Task: Would you copy the listing below exactly, keeping the pictures out?

Material provided: Begin

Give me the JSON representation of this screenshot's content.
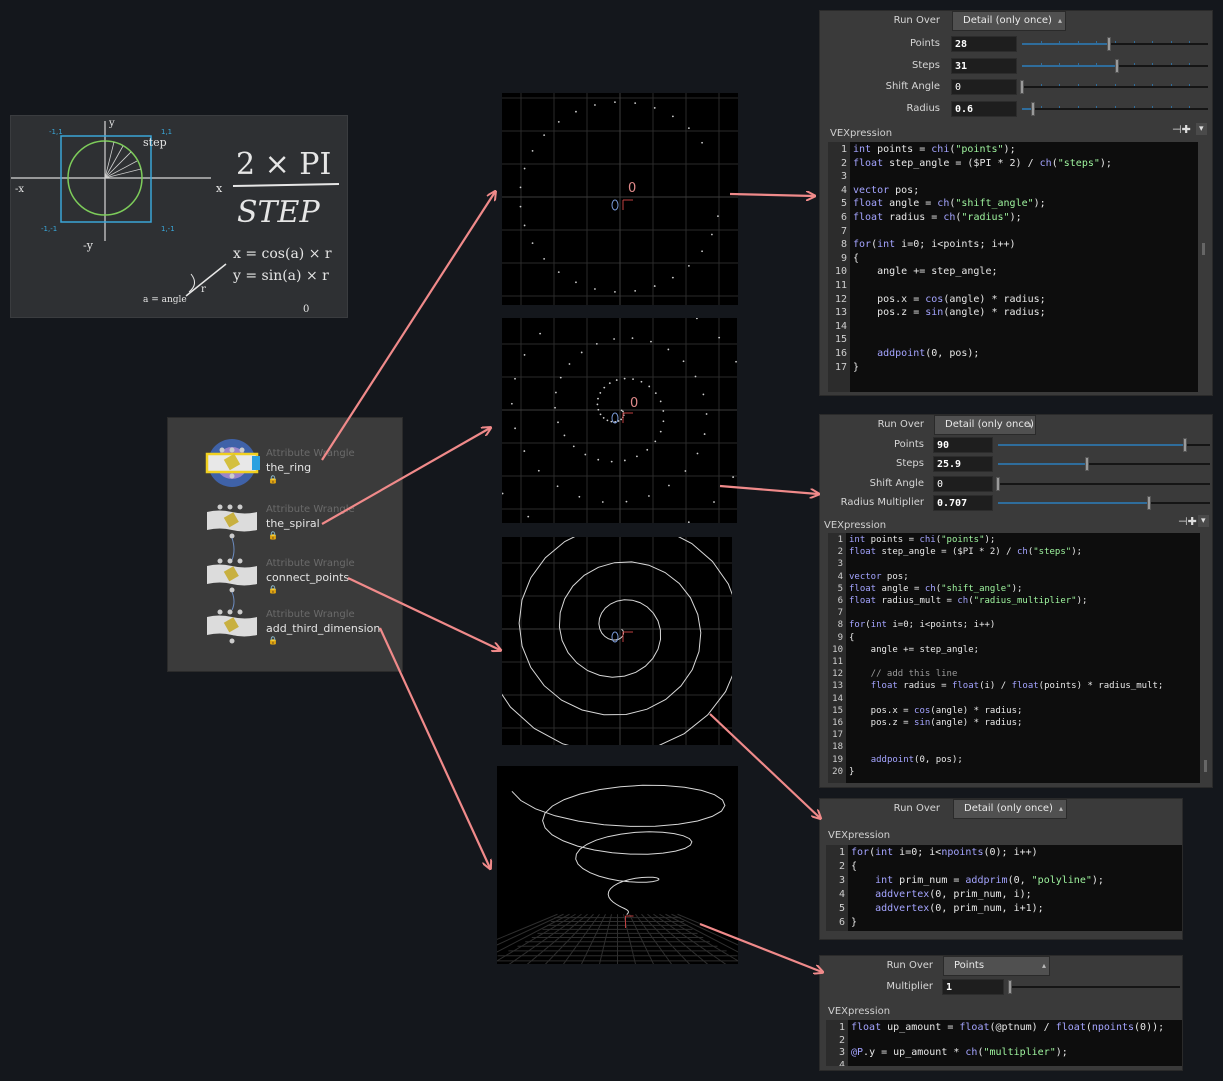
{
  "chalkboard": {
    "formula_top": "2 × PI",
    "formula_bottom": "STEP",
    "eq_x": "x = cos(a) × r",
    "eq_y": "y = sin(a) × r",
    "axis_x": "x",
    "axis_y": "y",
    "axis_neg_y": "-y",
    "axis_neg_x": "-x",
    "step_label": "step",
    "r_label": "r",
    "a_label": "a = angle",
    "origin": "0"
  },
  "nodes": [
    {
      "type": "Attribute Wrangle",
      "name": "the_ring",
      "lock": "🔒"
    },
    {
      "type": "Attribute Wrangle",
      "name": "the_spiral",
      "lock": "🔒"
    },
    {
      "type": "Attribute Wrangle",
      "name": "connect_points",
      "lock": "🔒"
    },
    {
      "type": "Attribute Wrangle",
      "name": "add_third_dimension",
      "lock": "🔒"
    }
  ],
  "viewport_origin_label": "0",
  "panels": {
    "ring": {
      "run_over_label": "Run Over",
      "run_over_value": "Detail (only once)",
      "params": [
        {
          "label": "Points",
          "value": "28",
          "level": 0.47
        },
        {
          "label": "Steps",
          "value": "31",
          "level": 0.51
        },
        {
          "label": "Shift Angle",
          "value": "0",
          "level": 0.0
        },
        {
          "label": "Radius",
          "value": "0.6",
          "level": 0.06
        }
      ],
      "vex_label": "VEXpression",
      "code": [
        "int points = chi(\"points\");",
        "float step_angle = ($PI * 2) / ch(\"steps\");",
        "",
        "vector pos;",
        "float angle = ch(\"shift_angle\");",
        "float radius = ch(\"radius\");",
        "",
        "for(int i=0; i<points; i++)",
        "{",
        "    angle += step_angle;",
        "",
        "    pos.x = cos(angle) * radius;",
        "    pos.z = sin(angle) * radius;",
        "",
        "",
        "    addpoint(0, pos);",
        "}"
      ]
    },
    "spiral": {
      "run_over_label": "Run Over",
      "run_over_value": "Detail (only once)",
      "params": [
        {
          "label": "Points",
          "value": "90",
          "level": 0.88
        },
        {
          "label": "Steps",
          "value": "25.9",
          "level": 0.42
        },
        {
          "label": "Shift Angle",
          "value": "0",
          "level": 0.0
        },
        {
          "label": "Radius Multiplier",
          "value": "0.707",
          "level": 0.71
        }
      ],
      "vex_label": "VEXpression",
      "code": [
        "int points = chi(\"points\");",
        "float step_angle = ($PI * 2) / ch(\"steps\");",
        "",
        "vector pos;",
        "float angle = ch(\"shift_angle\");",
        "float radius_mult = ch(\"radius_multiplier\");",
        "",
        "for(int i=0; i<points; i++)",
        "{",
        "    angle += step_angle;",
        "",
        "    // add this line",
        "    float radius = float(i) / float(points) * radius_mult;",
        "",
        "    pos.x = cos(angle) * radius;",
        "    pos.z = sin(angle) * radius;",
        "",
        "",
        "    addpoint(0, pos);",
        "}"
      ]
    },
    "connect": {
      "run_over_label": "Run Over",
      "run_over_value": "Detail (only once)",
      "vex_label": "VEXpression",
      "code": [
        "for(int i=0; i<npoints(0); i++)",
        "{",
        "    int prim_num = addprim(0, \"polyline\");",
        "    addvertex(0, prim_num, i);",
        "    addvertex(0, prim_num, i+1);",
        "}"
      ]
    },
    "third": {
      "run_over_label": "Run Over",
      "run_over_value": "Points",
      "params": [
        {
          "label": "Multiplier",
          "value": "1",
          "level": 0.0
        }
      ],
      "vex_label": "VEXpression",
      "code": [
        "float up_amount = float(@ptnum) / float(npoints(0));",
        "",
        "@P.y = up_amount * ch(\"multiplier\");",
        ""
      ]
    }
  },
  "colors": {
    "arrow": "#f08a8a",
    "accent_blue": "#2f6d9c",
    "node_selected": "#f0d020"
  }
}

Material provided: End

Solution to this problem:
Give me the JSON representation of this screenshot's content.
{
  "chalkboard": {
    "formula_top": "2 × PI",
    "formula_bottom": "STEP",
    "eq_x": "x = cos(a) × r",
    "eq_y": "y = sin(a) × r",
    "axis_x": "x",
    "axis_y": "y",
    "axis_neg_y": "-y",
    "axis_neg_x": "-x",
    "step_label": "step",
    "r_label": "r",
    "a_label": "a = angle",
    "origin": "0"
  },
  "nodes": [
    {
      "type": "Attribute Wrangle",
      "name": "the_ring",
      "lock": "🔒"
    },
    {
      "type": "Attribute Wrangle",
      "name": "the_spiral",
      "lock": "🔒"
    },
    {
      "type": "Attribute Wrangle",
      "name": "connect_points",
      "lock": "🔒"
    },
    {
      "type": "Attribute Wrangle",
      "name": "add_third_dimension",
      "lock": "🔒"
    }
  ],
  "viewport_origin_label": "0",
  "panels": {
    "ring": {
      "run_over_label": "Run Over",
      "run_over_value": "Detail (only once)",
      "params": [
        {
          "label": "Points",
          "value": "28",
          "level": 0.47
        },
        {
          "label": "Steps",
          "value": "31",
          "level": 0.51
        },
        {
          "label": "Shift Angle",
          "value": "0",
          "level": 0.0
        },
        {
          "label": "Radius",
          "value": "0.6",
          "level": 0.06
        }
      ],
      "vex_label": "VEXpression",
      "code": [
        "int points = chi(\"points\");",
        "float step_angle = ($PI * 2) / ch(\"steps\");",
        "",
        "vector pos;",
        "float angle = ch(\"shift_angle\");",
        "float radius = ch(\"radius\");",
        "",
        "for(int i=0; i<points; i++)",
        "{",
        "    angle += step_angle;",
        "",
        "    pos.x = cos(angle) * radius;",
        "    pos.z = sin(angle) * radius;",
        "",
        "",
        "    addpoint(0, pos);",
        "}"
      ]
    },
    "spiral": {
      "run_over_label": "Run Over",
      "run_over_value": "Detail (only once)",
      "params": [
        {
          "label": "Points",
          "value": "90",
          "level": 0.88
        },
        {
          "label": "Steps",
          "value": "25.9",
          "level": 0.42
        },
        {
          "label": "Shift Angle",
          "value": "0",
          "level": 0.0
        },
        {
          "label": "Radius Multiplier",
          "value": "0.707",
          "level": 0.71
        }
      ],
      "vex_label": "VEXpression",
      "code": [
        "int points = chi(\"points\");",
        "float step_angle = ($PI * 2) / ch(\"steps\");",
        "",
        "vector pos;",
        "float angle = ch(\"shift_angle\");",
        "float radius_mult = ch(\"radius_multiplier\");",
        "",
        "for(int i=0; i<points; i++)",
        "{",
        "    angle += step_angle;",
        "",
        "    // add this line",
        "    float radius = float(i) / float(points) * radius_mult;",
        "",
        "    pos.x = cos(angle) * radius;",
        "    pos.z = sin(angle) * radius;",
        "",
        "",
        "    addpoint(0, pos);",
        "}"
      ]
    },
    "connect": {
      "run_over_label": "Run Over",
      "run_over_value": "Detail (only once)",
      "vex_label": "VEXpression",
      "code": [
        "for(int i=0; i<npoints(0); i++)",
        "{",
        "    int prim_num = addprim(0, \"polyline\");",
        "    addvertex(0, prim_num, i);",
        "    addvertex(0, prim_num, i+1);",
        "}"
      ]
    },
    "third": {
      "run_over_label": "Run Over",
      "run_over_value": "Points",
      "params": [
        {
          "label": "Multiplier",
          "value": "1",
          "level": 0.0
        }
      ],
      "vex_label": "VEXpression",
      "code": [
        "float up_amount = float(@ptnum) / float(npoints(0));",
        "",
        "@P.y = up_amount * ch(\"multiplier\");",
        ""
      ]
    }
  },
  "colors": {
    "arrow": "#f08a8a",
    "accent_blue": "#2f6d9c",
    "node_selected": "#f0d020"
  }
}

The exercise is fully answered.